---- The data

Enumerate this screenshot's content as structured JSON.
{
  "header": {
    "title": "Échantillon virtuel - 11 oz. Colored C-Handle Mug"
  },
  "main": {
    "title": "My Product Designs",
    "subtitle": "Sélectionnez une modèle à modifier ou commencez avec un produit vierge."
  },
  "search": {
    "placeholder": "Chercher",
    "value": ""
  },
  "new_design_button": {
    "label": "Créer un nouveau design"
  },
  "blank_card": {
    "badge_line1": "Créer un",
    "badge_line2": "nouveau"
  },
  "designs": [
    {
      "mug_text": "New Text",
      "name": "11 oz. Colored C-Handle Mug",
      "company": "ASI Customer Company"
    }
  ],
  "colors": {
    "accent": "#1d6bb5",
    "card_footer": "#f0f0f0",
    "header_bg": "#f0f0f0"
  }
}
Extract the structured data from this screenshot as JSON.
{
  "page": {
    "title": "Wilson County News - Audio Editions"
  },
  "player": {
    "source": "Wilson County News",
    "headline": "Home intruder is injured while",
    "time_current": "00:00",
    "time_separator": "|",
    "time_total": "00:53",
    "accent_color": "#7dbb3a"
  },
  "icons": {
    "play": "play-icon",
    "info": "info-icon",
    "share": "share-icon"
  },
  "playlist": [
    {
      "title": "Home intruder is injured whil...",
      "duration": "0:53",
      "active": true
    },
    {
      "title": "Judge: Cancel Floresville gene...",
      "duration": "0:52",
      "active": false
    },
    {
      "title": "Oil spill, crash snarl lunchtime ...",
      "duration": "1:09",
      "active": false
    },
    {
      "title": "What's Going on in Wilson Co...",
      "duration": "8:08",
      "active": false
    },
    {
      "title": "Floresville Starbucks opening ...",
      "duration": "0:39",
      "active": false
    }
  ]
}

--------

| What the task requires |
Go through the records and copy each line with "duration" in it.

| Task response |
      "duration": "0:53",
      "duration": "0:52",
      "duration": "1:09",
      "duration": "8:08",
      "duration": "0:39",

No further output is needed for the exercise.